I'm not trying to badmouth individuals who work for these companies. I think most people want to believe they're doing the right thing, but the logic of capitalism, the logic of profit maximization pushes companies to cut corners, and, at times even hide or cover up incriminating information.

I've generally had good relationships with most corporate safety managers I've met. They're in the business because they're interested in workplace safety. They generally see the need for strong regulation and enforcement -- both because they're interested in safety and to help justify their existence to the higher-ups and the bean counters who don't necessarily seen accident prevention as contributing significantly to the bottom line.

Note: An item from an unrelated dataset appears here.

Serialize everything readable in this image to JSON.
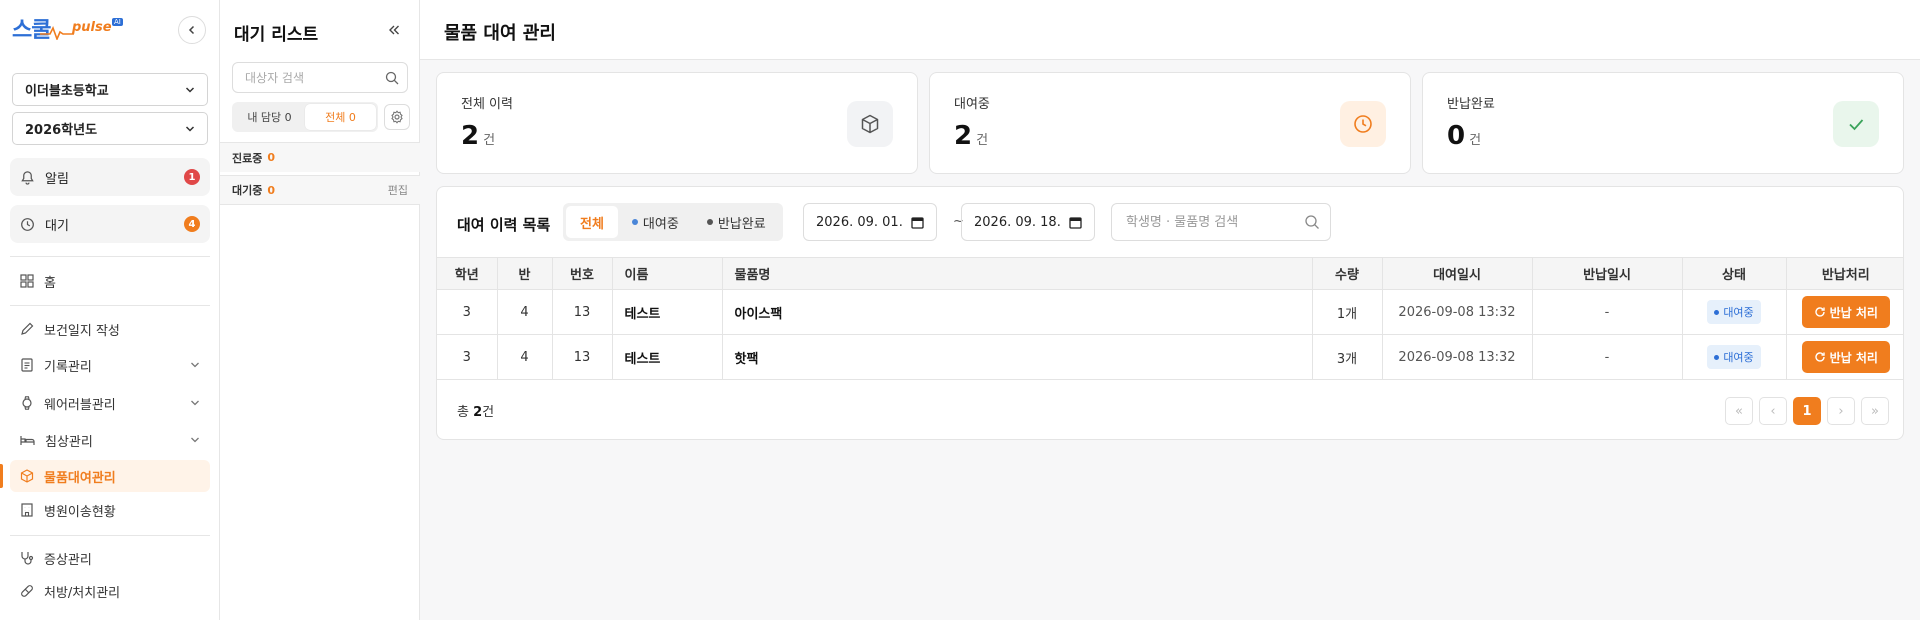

The problem is that safety programs are often the first thing to be cut when costs need to be trimmed -- especially if tough enforcement isn't likely. In addition, those who make the political decision about whether and how hard to oppose regulations and enforcement tend to be the "government affairs" people who are more in tune with their peers at the Chamber of Commerce and National Association of Manufacturers than they are with their own company's workers or safety supervisors.

While at OSHA, I would frequently talk to company safety directors who had implemented highly successful ergonomics programs and saw no major problems with OSHA?s proposed ergonomics standard, only to receive a fax from the company?s CEO claiming that ergonomics was a bunch of unscientific garbage that would drive them out of business, and probably cause the fall of Western Civilization to boot. (Followed, of course, by major contributions to Republican candidates.)

In conclusion, I see nothing wrong with articles extolling the virtues of companies who try to make the earth greener, workplaces more fair and safe for workers, and generally strive to become better corporate citizens. These are good things that need to be encouraged.

But we need to be very clear that these efforts are the result of pressure by workplace safety and environmental activists, by socially conscious investors, assertive reporters, lawsuits and government regulation and enforcement. In other words instead of letting these stories be used an excuse to reduce oversight over industry, we need to make sure that these stories are used to show the importance of government oversight, the need to listen to and support labor and environmental activists and the importance of fighting "tort reform."